While I get a lot of similar emails, this one stood out for both his enthusiasm and the fact that my book had somehow made it all the way to Malaysia.
"Tim from Malaysia here. I work for an online grocery shopping company. I have just finished reading your book, The Service Culture Handbook, and I must say I enjoyed it immensely.
"I have just recently been put in charge of managing the customer service team at my company (after being transferred from the logistics department). Just last week I took your advice and held a meeting to decide on a customer service vision—it was a lot of fun and I am very happy with the vision my team ultimately decided upon. Now begins my more difficult task of really embedding the vision into our culture."
I was curious to learn more about how Chan and his team used the concepts from the book, so we corresponded via email and he graciously shared his story.
Q: Tell me a little about what your team does and the customers it serves.
"As Malaysia’s leading online grocery shopping company, our team is hard at work every day assisting and serving both our customers as well as our fleet of around 100 shoppers and deliverymen."
Q: What was the process to develop the customer service vision?
"I helped the team develop this vision by following the step-by-step guide provided in The Service Culture Handbook. Started by giving a presentation about Customer Service Vision which included a lot of stories from companies that have thrived by staying true to their visions (with particular emphasis on Zappos).

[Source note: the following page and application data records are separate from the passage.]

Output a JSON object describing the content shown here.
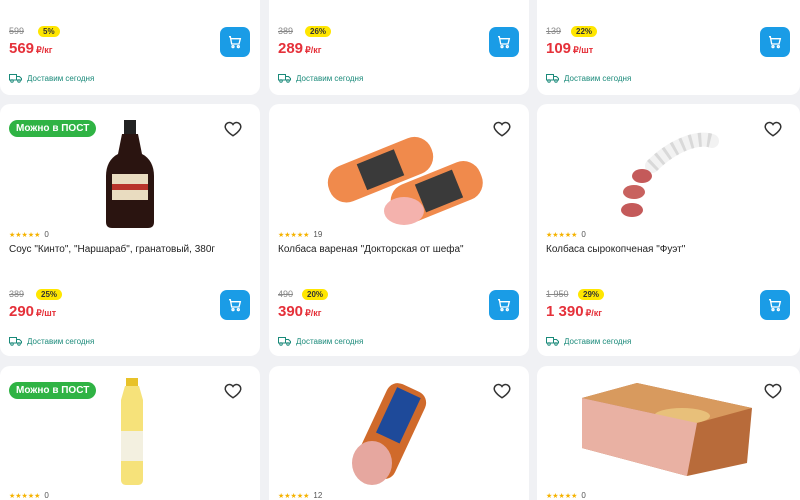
{
  "row0": [
    {
      "old": "599",
      "disc": "5%",
      "price": "569",
      "unit": "₽/кг",
      "delivery": "Доставим сегодня"
    },
    {
      "old": "389",
      "disc": "26%",
      "price": "289",
      "unit": "₽/кг",
      "delivery": "Доставим сегодня"
    },
    {
      "old": "139",
      "disc": "22%",
      "price": "109",
      "unit": "₽/шт",
      "delivery": "Доставим сегодня"
    }
  ],
  "row1": [
    {
      "badge": "Можно в ПОСТ",
      "rating": "0",
      "title": "Соус \"Кинто\", \"Наршараб\", гранатовый, 380г",
      "old": "389",
      "disc": "25%",
      "price": "290",
      "unit": "₽/шт",
      "delivery": "Доставим сегодня",
      "icon": "sauce-bottle"
    },
    {
      "rating": "19",
      "title": "Колбаса вареная \"Докторская от шефа\"",
      "old": "490",
      "disc": "20%",
      "price": "390",
      "unit": "₽/кг",
      "delivery": "Доставим сегодня",
      "icon": "boiled-sausage"
    },
    {
      "rating": "0",
      "title": "Колбаса сырокопченая \"Фуэт\"",
      "old": "1 950",
      "disc": "29%",
      "price": "1 390",
      "unit": "₽/кг",
      "delivery": "Доставим сегодня",
      "icon": "dry-sausage"
    }
  ],
  "row2": [
    {
      "badge": "Можно в ПОСТ",
      "rating": "0",
      "icon": "oil-bottle"
    },
    {
      "rating": "12",
      "icon": "ham-roll"
    },
    {
      "rating": "0",
      "icon": "smoked-meat"
    }
  ],
  "colors": {
    "price": "#e5313a",
    "cart": "#1a9ce6",
    "badge": "#2fb344",
    "discount": "#ffe600"
  }
}
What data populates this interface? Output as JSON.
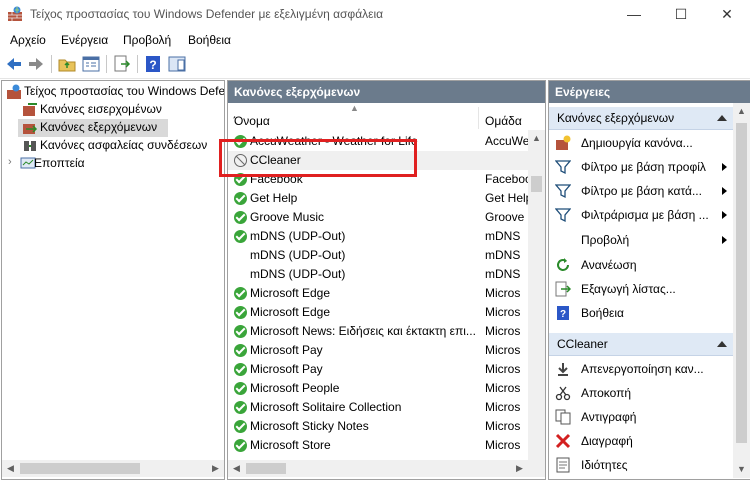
{
  "window": {
    "title": "Τείχος προστασίας του Windows Defender με εξελιγμένη ασφάλεια",
    "minimize": "—",
    "maximize": "☐",
    "close": "✕"
  },
  "menu": [
    "Αρχείο",
    "Ενέργεια",
    "Προβολή",
    "Βοήθεια"
  ],
  "tree": {
    "root": "Τείχος προστασίας του Windows Defender",
    "items": [
      "Κανόνες εισερχομένων",
      "Κανόνες εξερχόμενων",
      "Κανόνες ασφαλείας συνδέσεων",
      "Εποπτεία"
    ],
    "selected_index": 1
  },
  "rules_pane": {
    "header": "Κανόνες εξερχόμενων",
    "columns": [
      "Όνομα",
      "Ομάδα"
    ],
    "rows": [
      {
        "name": "AccuWeather - Weather for Life",
        "group": "AccuWe",
        "status": "enabled"
      },
      {
        "name": "CCleaner",
        "group": "",
        "status": "blocked"
      },
      {
        "name": "Facebook",
        "group": "Faceboo",
        "status": "enabled"
      },
      {
        "name": "Get Help",
        "group": "Get Help",
        "status": "enabled"
      },
      {
        "name": "Groove Music",
        "group": "Groove",
        "status": "enabled"
      },
      {
        "name": "mDNS (UDP-Out)",
        "group": "mDNS",
        "status": "enabled"
      },
      {
        "name": "mDNS (UDP-Out)",
        "group": "mDNS",
        "status": "none"
      },
      {
        "name": "mDNS (UDP-Out)",
        "group": "mDNS",
        "status": "none"
      },
      {
        "name": "Microsoft Edge",
        "group": "Micros",
        "status": "enabled"
      },
      {
        "name": "Microsoft Edge",
        "group": "Micros",
        "status": "enabled"
      },
      {
        "name": "Microsoft News: Ειδήσεις και έκτακτη επι...",
        "group": "Micros",
        "status": "enabled"
      },
      {
        "name": "Microsoft Pay",
        "group": "Micros",
        "status": "enabled"
      },
      {
        "name": "Microsoft Pay",
        "group": "Micros",
        "status": "enabled"
      },
      {
        "name": "Microsoft People",
        "group": "Micros",
        "status": "enabled"
      },
      {
        "name": "Microsoft Solitaire Collection",
        "group": "Micros",
        "status": "enabled"
      },
      {
        "name": "Microsoft Sticky Notes",
        "group": "Micros",
        "status": "enabled"
      },
      {
        "name": "Microsoft Store",
        "group": "Micros",
        "status": "enabled"
      }
    ]
  },
  "actions_pane": {
    "header": "Ενέργειες",
    "section1": {
      "title": "Κανόνες εξερχόμενων",
      "items": [
        {
          "label": "Δημιουργία κανόνα...",
          "icon": "new-rule-icon",
          "submenu": false
        },
        {
          "label": "Φίλτρο με βάση προφίλ",
          "icon": "filter-icon",
          "submenu": true
        },
        {
          "label": "Φίλτρο με βάση κατά...",
          "icon": "filter-icon",
          "submenu": true
        },
        {
          "label": "Φιλτράρισμα με βάση ...",
          "icon": "filter-icon",
          "submenu": true
        },
        {
          "label": "Προβολή",
          "icon": "",
          "submenu": true
        },
        {
          "label": "Ανανέωση",
          "icon": "refresh-icon",
          "submenu": false
        },
        {
          "label": "Εξαγωγή λίστας...",
          "icon": "export-icon",
          "submenu": false
        },
        {
          "label": "Βοήθεια",
          "icon": "help-icon",
          "submenu": false
        }
      ]
    },
    "section2": {
      "title": "CCleaner",
      "items": [
        {
          "label": "Απενεργοποίηση καν...",
          "icon": "disable-icon"
        },
        {
          "label": "Αποκοπή",
          "icon": "cut-icon"
        },
        {
          "label": "Αντιγραφή",
          "icon": "copy-icon"
        },
        {
          "label": "Διαγραφή",
          "icon": "delete-icon"
        },
        {
          "label": "Ιδιότητες",
          "icon": "properties-icon"
        }
      ]
    }
  },
  "colors": {
    "header_bg": "#6b7b8c",
    "action_header_bg": "#dfe9f5",
    "highlight": "#e02020",
    "enabled_green": "#3aa53a"
  }
}
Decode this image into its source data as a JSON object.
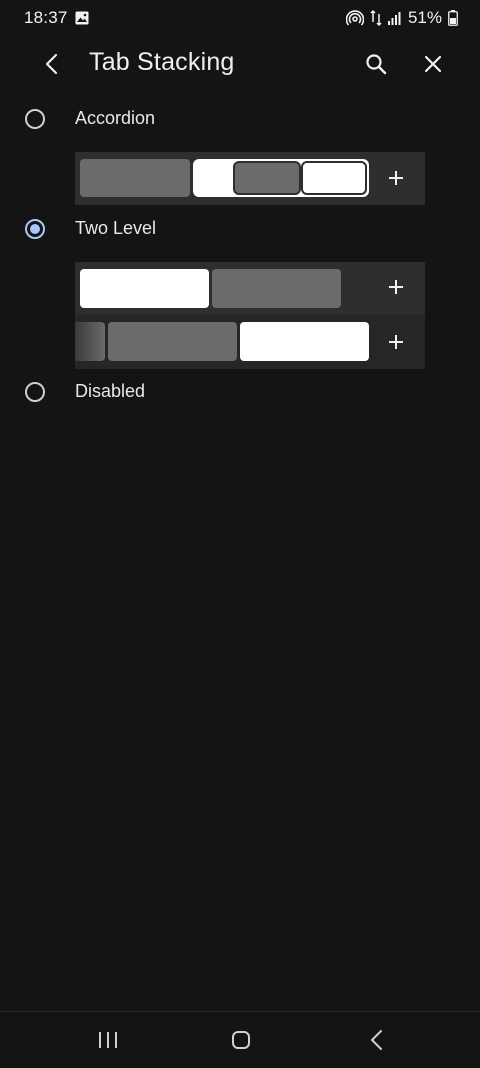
{
  "status_bar": {
    "time": "18:37",
    "battery": "51%",
    "icons": [
      "gallery-icon",
      "hotspot-icon",
      "data-arrows-icon",
      "signal-icon",
      "battery-icon"
    ]
  },
  "header": {
    "title": "Tab Stacking",
    "icons": [
      "back-arrow-icon",
      "search-icon",
      "close-icon"
    ]
  },
  "options": [
    {
      "label": "Accordion",
      "checked": false
    },
    {
      "label": "Two Level",
      "checked": true
    },
    {
      "label": "Disabled",
      "checked": false
    }
  ],
  "colors": {
    "background": "#141414",
    "accent": "#a8c7fa",
    "preview_bg": "#2e2e2e",
    "tab_gray": "#6b6b6b",
    "tab_active": "#ffffff"
  },
  "nav_bar": {
    "icons": [
      "recents-icon",
      "home-icon",
      "back-icon"
    ]
  }
}
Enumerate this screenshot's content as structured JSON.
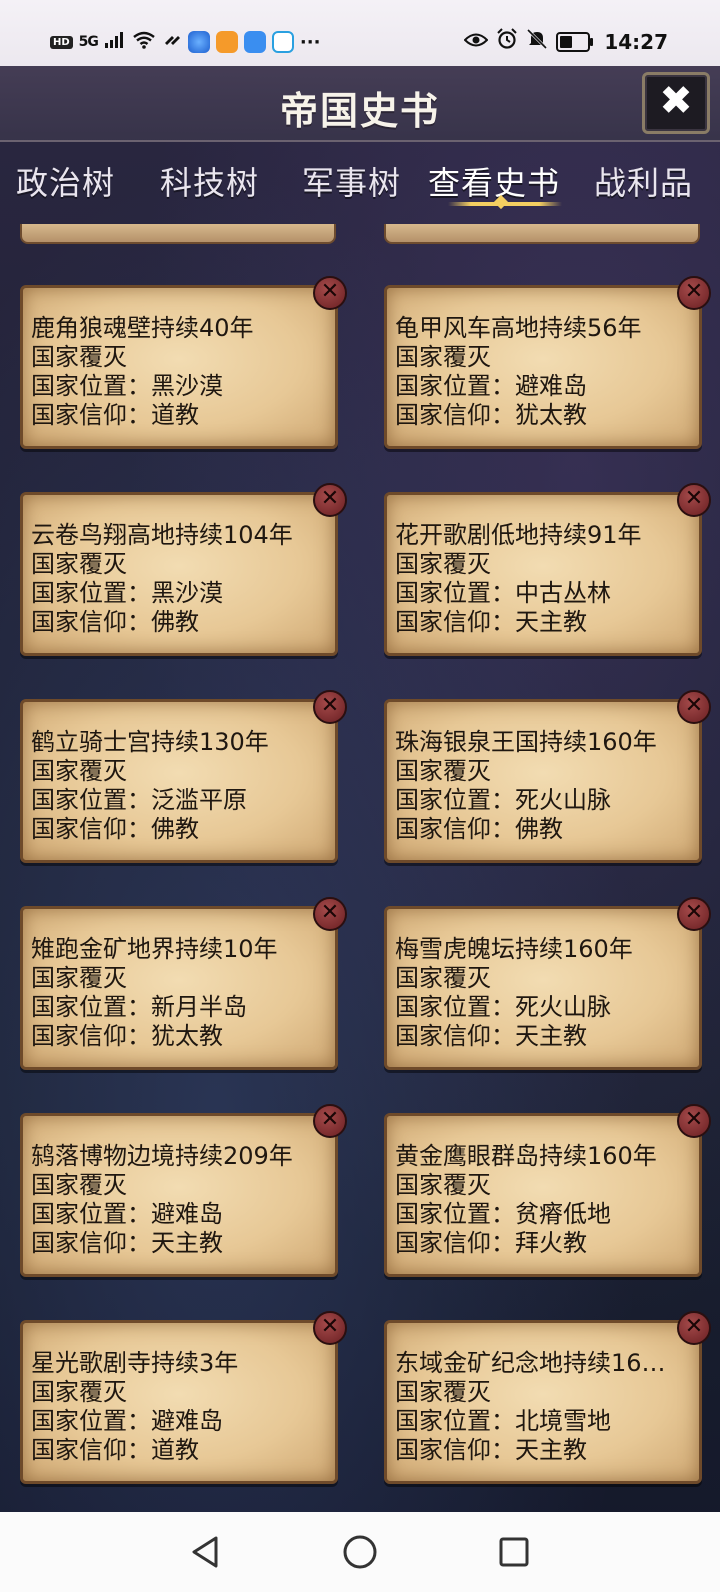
{
  "status_bar": {
    "hd": "HD",
    "network": "5G",
    "dots": "···",
    "time": "14:27",
    "battery_level": 0.45
  },
  "header": {
    "title": "帝国史书",
    "close_icon": "close-icon"
  },
  "tabs": [
    {
      "label": "政治树",
      "active": false
    },
    {
      "label": "科技树",
      "active": false
    },
    {
      "label": "军事树",
      "active": false
    },
    {
      "label": "查看史书",
      "active": true
    },
    {
      "label": "战利品",
      "active": false
    }
  ],
  "cards": [
    {
      "title": "鹿角狼魂壁持续40年",
      "status": "国家覆灭",
      "location": "国家位置：黑沙漠",
      "belief": "国家信仰：道教"
    },
    {
      "title": "龟甲风车高地持续56年",
      "status": "国家覆灭",
      "location": "国家位置：避难岛",
      "belief": "国家信仰：犹太教"
    },
    {
      "title": "云卷鸟翔高地持续104年",
      "status": "国家覆灭",
      "location": "国家位置：黑沙漠",
      "belief": "国家信仰：佛教"
    },
    {
      "title": "花开歌剧低地持续91年",
      "status": "国家覆灭",
      "location": "国家位置：中古丛林",
      "belief": "国家信仰：天主教"
    },
    {
      "title": "鹤立骑士宫持续130年",
      "status": "国家覆灭",
      "location": "国家位置：泛滥平原",
      "belief": "国家信仰：佛教"
    },
    {
      "title": "珠海银泉王国持续160年",
      "status": "国家覆灭",
      "location": "国家位置：死火山脉",
      "belief": "国家信仰：佛教"
    },
    {
      "title": "雉跑金矿地界持续10年",
      "status": "国家覆灭",
      "location": "国家位置：新月半岛",
      "belief": "国家信仰：犹太教"
    },
    {
      "title": "梅雪虎魄坛持续160年",
      "status": "国家覆灭",
      "location": "国家位置：死火山脉",
      "belief": "国家信仰：天主教"
    },
    {
      "title": "鸫落博物边境持续209年",
      "status": "国家覆灭",
      "location": "国家位置：避难岛",
      "belief": "国家信仰：天主教"
    },
    {
      "title": "黄金鹰眼群岛持续160年",
      "status": "国家覆灭",
      "location": "国家位置：贫瘠低地",
      "belief": "国家信仰：拜火教"
    },
    {
      "title": "星光歌剧寺持续3年",
      "status": "国家覆灭",
      "location": "国家位置：避难岛",
      "belief": "国家信仰：道教"
    },
    {
      "title": "东域金矿纪念地持续16…",
      "status": "国家覆灭",
      "location": "国家位置：北境雪地",
      "belief": "国家信仰：天主教"
    }
  ],
  "nav": {
    "back_icon": "back-icon",
    "home_icon": "home-icon",
    "recent_icon": "recent-apps-icon"
  },
  "colors": {
    "parchment": "#e7c896",
    "border": "#6e4a2a",
    "accent_gold": "#f4cf61",
    "delete_red": "#8a2f32"
  }
}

"The presentation was attended by representatives from the customer service and logistic team as well as the heads of Field Operations and HR. After the presentation, everyone was divided into 2 groups to draft their visions. By comparing the visions, we then decided on certain words that we felt simply could not be left out from the finalized vision and from these words our vision was born:
"Your professional, personal pal throughout our journey together."
Q: What does the vision mean to you?
"To me, the vision means that we should always strive to be a true friend—someone who truly cares and genuinely wants to help. However, we need to remember that we are also professionals and should always behave as such.
"The ‘journey’ part of the vision carries 2 meanings:
"Firstly, it is a reminder that we are on a never-ending journey of constantly striving to be as true to the vision as possible. Secondly, it reminds us that there are different parts to every journey (beginning, middle and end) and we should always act accordingly.
"What I love about the vision is that it can be applied equally well to the way we treat customers, our fleet of shoppers and drivers and also to the way we treat one another as colleagues."
Q: What are you doing to make sure everyone on your team knows the vision?
"I conduct regular 1 to 1 check-in sessions with each member of our small CS team. As we discuss how we can improve performance during these sessions, I try to refer to the vision as much as possible. Furthermore, one of our talented CS representatives, A.K., created stickers to stick on everyone’s laptops/desktops so that we can always clearly see our vision."
Q: What unexpected challenges or obstacles did you encounter throughout this process?
"It is not easy ingraining the vision into the psyche of a team. It takes a lot of effort to persistently champion the vision and to make other people start championing it as well. It is important to ‘walk the talk’, be willing to be vulnerable and be open to scrutiny."
Q: How has having a customer service vision been helpful?
"With so many KPIs, goals, frustrations and issues, having a customer service vision has been like having a guiding star to turn to whenever we felt unsure or overwhelmed."